Likewise, Nepal is ranked 4th most vulnerable country in the world in terms of Maplecroft’s Climate Change Vulnerability Index in 2011 with the rating of “Severe” which is the highest category . The country is also vulnerable to the impacts of climate change and is experiencing rising temperatures and erratic precipitation.
Climate change increases the frequency of natural calamities such as droughts, floods and severe weather events.These disasters spread diseases, droughts, and impacts livelihoods and agricultural production. Although climate change ultimately impacts everyone, children face some of the most immediate risks. Not only does these disasters pose unique physical threats to children’s bodies and minds, they also feel these effects longer than adults. The 2015 Nepal earthquakes killed more than 8,900 people of whom approximately 33 per cent were children.
“Over 86 per cent of households in the country has reported to have experienced droughts one way or another in the past 25 years.”
Climate change also makes existing inequities even worse. The risk associated with them, flood and drought zones often overlap with areas of high poverty and low access to essential services such as water and sanitation, and this is certainly the case in Nepal where the two most deprived provinces of the country, that is, Mid-Western or “Karnali province” and the Southern plains of “Province 2” are suffering most from repeated spells of drought and floods.

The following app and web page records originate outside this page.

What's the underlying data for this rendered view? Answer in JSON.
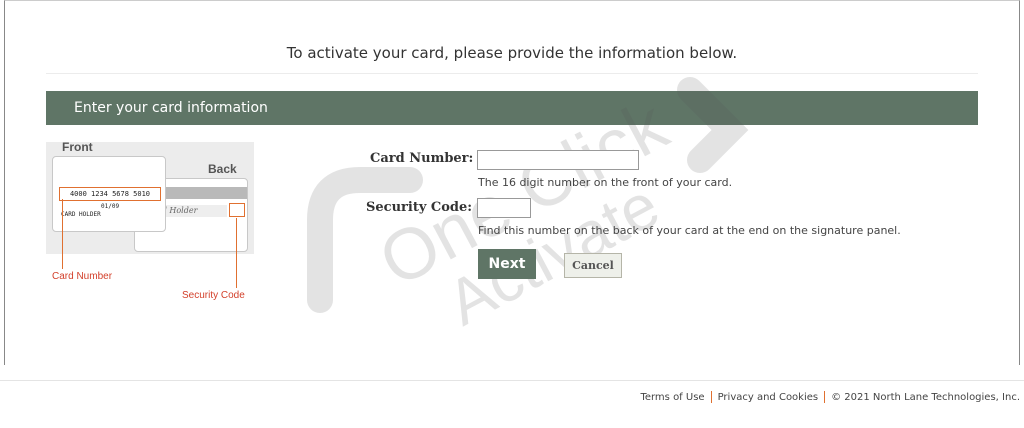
{
  "intro": "To activate your card, please provide the information below.",
  "section_title": "Enter your card information",
  "watermark": {
    "line1": "One Click",
    "line2": "Activate"
  },
  "illustration": {
    "front_label": "Front",
    "back_label": "Back",
    "card_number_sample": "4000 1234 5678 5010",
    "expiry_sample": "01/09",
    "holder_sample": "CARD HOLDER",
    "signature_sample": "Card Holder",
    "card_number_caption": "Card Number",
    "security_code_caption": "Security Code"
  },
  "form": {
    "card_number_label": "Card Number:",
    "card_number_value": "",
    "card_number_help": "The 16 digit number on the front of your card.",
    "security_code_label": "Security Code:",
    "security_code_value": "",
    "security_code_help": "Find this number on the back of your card at the end on the signature panel.",
    "next_label": "Next",
    "cancel_label": "Cancel"
  },
  "footer": {
    "terms": "Terms of Use",
    "privacy": "Privacy and Cookies",
    "copyright": "© 2021 North Lane Technologies, Inc."
  },
  "colors": {
    "accent": "#5f7566",
    "highlight": "#e07030",
    "caption": "#d3402b"
  }
}
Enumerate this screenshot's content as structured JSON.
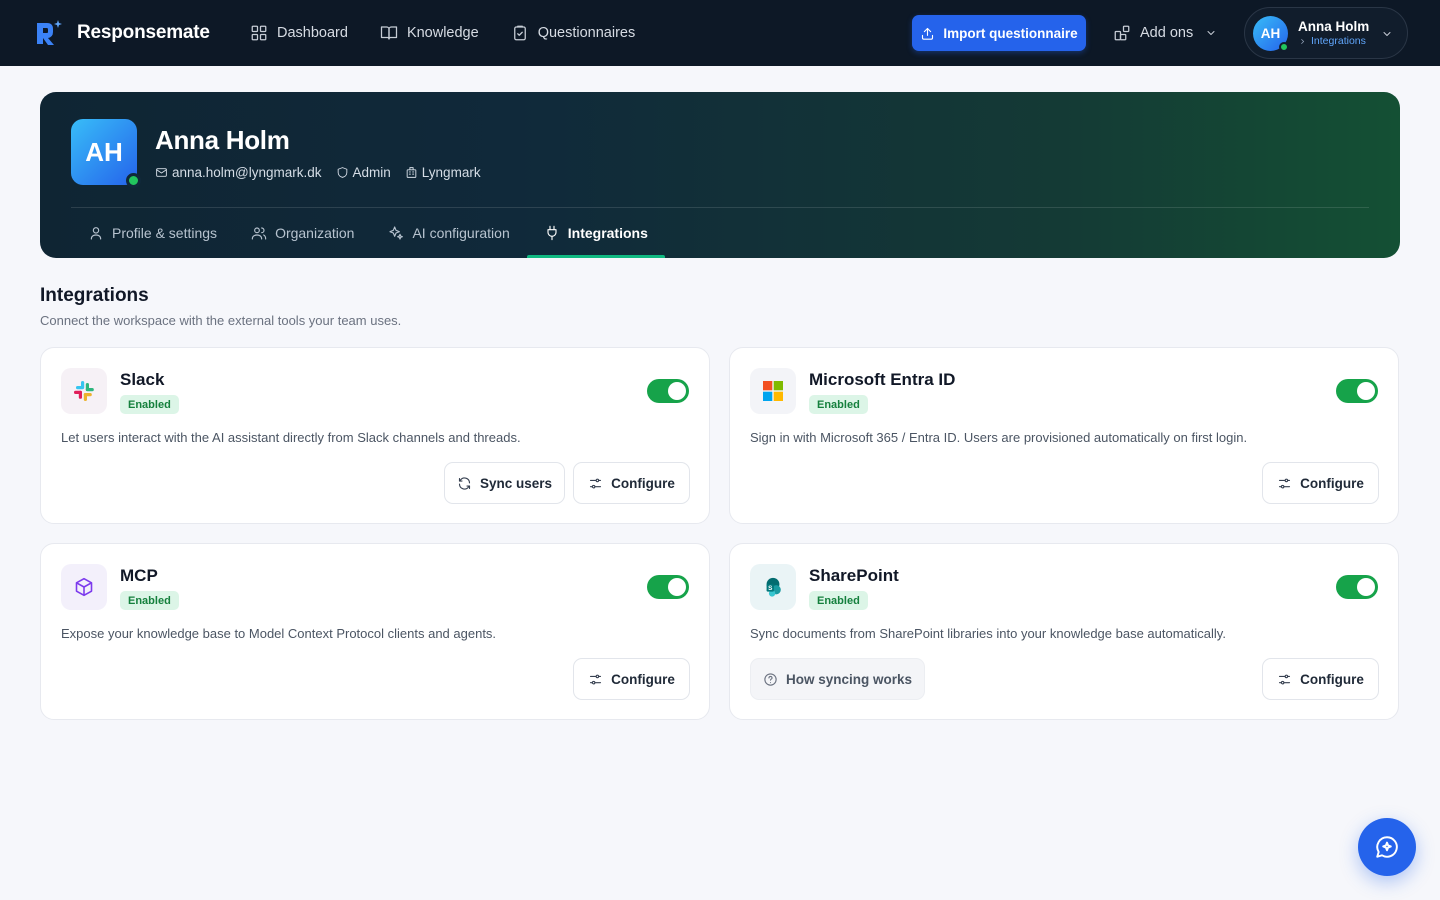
{
  "app": {
    "name": "Responsemate"
  },
  "nav": {
    "items": [
      {
        "label": "Dashboard",
        "icon": "grid-icon"
      },
      {
        "label": "Knowledge",
        "icon": "book-icon"
      },
      {
        "label": "Questionnaires",
        "icon": "clipboard-icon"
      }
    ],
    "import_label": "Import questionnaire",
    "addons_label": "Add ons"
  },
  "user": {
    "initials": "AH",
    "name": "Anna Holm",
    "crumb": "Integrations",
    "email": "anna.holm@lyngmark.dk",
    "role": "Admin",
    "org": "Lyngmark"
  },
  "profile_tabs": [
    {
      "label": "Profile & settings",
      "active": false
    },
    {
      "label": "Organization",
      "active": false
    },
    {
      "label": "AI configuration",
      "active": false
    },
    {
      "label": "Integrations",
      "active": true
    }
  ],
  "section": {
    "title": "Integrations",
    "subtitle": "Connect the workspace with the external tools your team uses."
  },
  "integrations": [
    {
      "name": "Slack",
      "status": "Enabled",
      "enabled": true,
      "description": "Let users interact with the AI assistant directly from Slack channels and threads.",
      "secondary_label": "Sync users",
      "configure_label": "Configure"
    },
    {
      "name": "Microsoft Entra ID",
      "status": "Enabled",
      "enabled": true,
      "description": "Sign in with Microsoft 365 / Entra ID. Users are provisioned automatically on first login.",
      "configure_label": "Configure"
    },
    {
      "name": "MCP",
      "status": "Enabled",
      "enabled": true,
      "description": "Expose your knowledge base to Model Context Protocol clients and agents.",
      "configure_label": "Configure"
    },
    {
      "name": "SharePoint",
      "status": "Enabled",
      "enabled": true,
      "description": "Sync documents from SharePoint libraries into your knowledge base automatically.",
      "help_label": "How syncing works",
      "configure_label": "Configure"
    }
  ],
  "colors": {
    "topbar": "#0d1826",
    "accent": "#2563eb",
    "toggle_on": "#16a34a",
    "active_tab_underline": "#10b981"
  }
}
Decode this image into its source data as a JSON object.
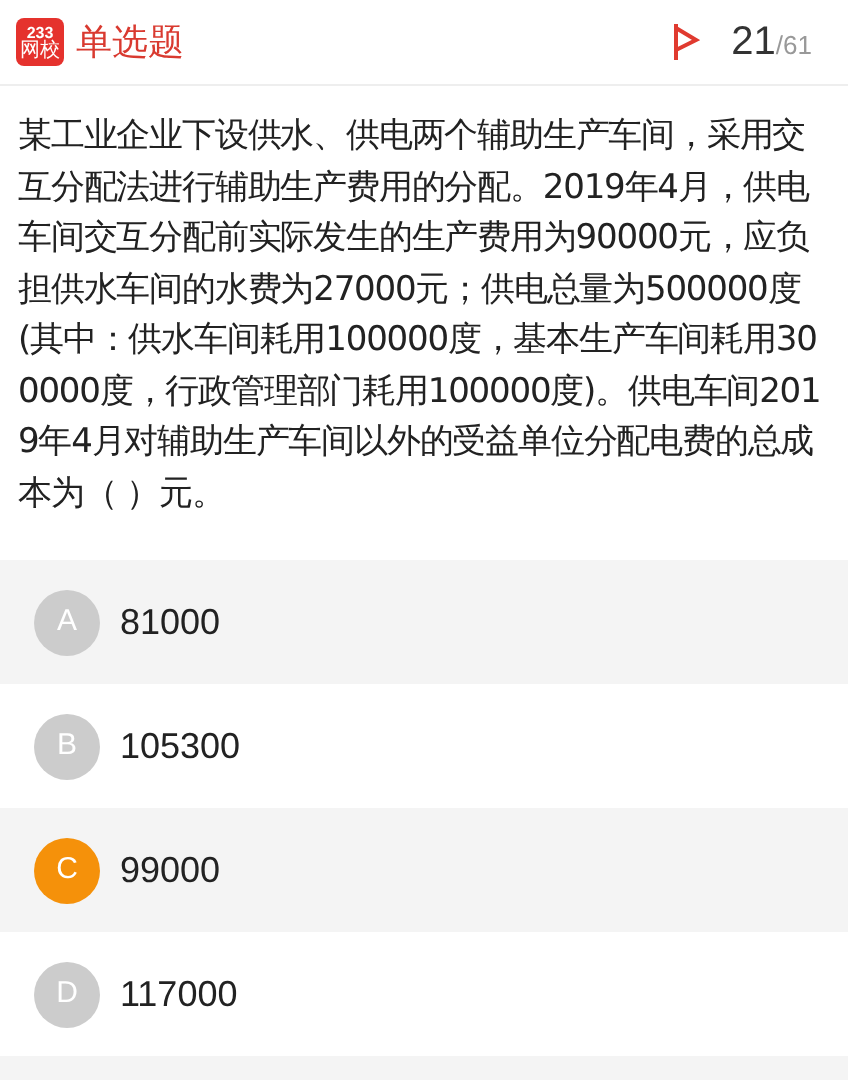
{
  "header": {
    "logo": {
      "line1": "233",
      "line2": "网校"
    },
    "title": "单选题",
    "current": "21",
    "total": "/61"
  },
  "question": "某工业企业下设供水、供电两个辅助生产车间，采用交互分配法进行辅助生产费用的分配。2019年4月，供电车间交互分配前实际发生的生产费用为90000元，应负担供水车间的水费为27000元；供电总量为500000度(其中：供水车间耗用100000度，基本生产车间耗用300000度，行政管理部门耗用100000度)。供电车间2019年4月对辅助生产车间以外的受益单位分配电费的总成本为（ ）元。",
  "options": [
    {
      "letter": "A",
      "text": "81000",
      "selected": false
    },
    {
      "letter": "B",
      "text": "105300",
      "selected": false
    },
    {
      "letter": "C",
      "text": "99000",
      "selected": true
    },
    {
      "letter": "D",
      "text": "117000",
      "selected": false
    }
  ]
}
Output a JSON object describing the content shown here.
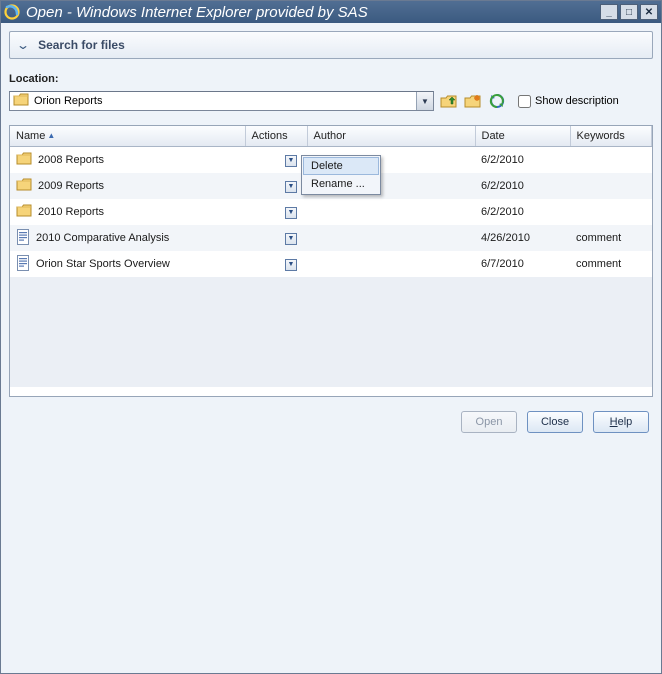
{
  "window": {
    "title": "Open - Windows Internet Explorer provided by SAS"
  },
  "search": {
    "label": "Search for files"
  },
  "location": {
    "label": "Location:",
    "folder": "Orion Reports",
    "show_description_label": "Show description"
  },
  "toolbar_icons": {
    "up": "up-folder-icon",
    "new": "new-folder-icon",
    "refresh": "refresh-icon"
  },
  "columns": {
    "name": "Name",
    "actions": "Actions",
    "author": "Author",
    "date": "Date",
    "keywords": "Keywords"
  },
  "rows": [
    {
      "icon": "folder",
      "name": "2008 Reports",
      "author": "",
      "date": "6/2/2010",
      "keywords": ""
    },
    {
      "icon": "folder",
      "name": "2009 Reports",
      "author": "",
      "date": "6/2/2010",
      "keywords": ""
    },
    {
      "icon": "folder",
      "name": "2010 Reports",
      "author": "",
      "date": "6/2/2010",
      "keywords": ""
    },
    {
      "icon": "doc",
      "name": "2010 Comparative Analysis",
      "author": "",
      "date": "4/26/2010",
      "keywords": "comment"
    },
    {
      "icon": "doc",
      "name": "Orion Star Sports Overview",
      "author": "",
      "date": "6/7/2010",
      "keywords": "comment"
    }
  ],
  "context_menu": {
    "items": [
      "Delete",
      "Rename ..."
    ]
  },
  "buttons": {
    "open": "Open",
    "close": "Close",
    "help": "Help"
  }
}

“Climate change and extreme disasters threaten to reverse development gains and put more than 18 million people into poverty by 2030.”
While climate change poses universal threats, tackling it is also an imperative the sake of equity, and giving special attention to children, adolescents and vulnerable families and communities is of utmost importance.
In this country programme action plan, UNICEF is working to mainstream disaster risk reduction; disaster preparedness, response, recovery and climate change adaptation. For this, stronger coordination and collaboration is being promoted to inform risk programming between federal, provincial and local governments. We are also working to:
- Support the Government to update its Disaster Preparedness and Response Plan
- Assist to prepare emergency preparedness plans, relief measures and rehabilitation services for women, adolescent and children
- Ensure implementation of the Disaster Risk Reduction and Management (DRR&M) Act, Local Governance Act and the National DRR Policy and Strategic Action Plan. These documents serve as Nepal’s roadmap for the country-level implementation of the Sendai Framework for DRR (2015-2030).
- Support local governments to develop and implement the Local Disaster management plan, National Adaptation Programme of Action (NAPA) and local adaptation plans for action (LAPAs).
- Promote child-centred DRR and CCA to emphasize the importance of disaster and climate risk assessments and take children’s vulnerabilities and special needs into account.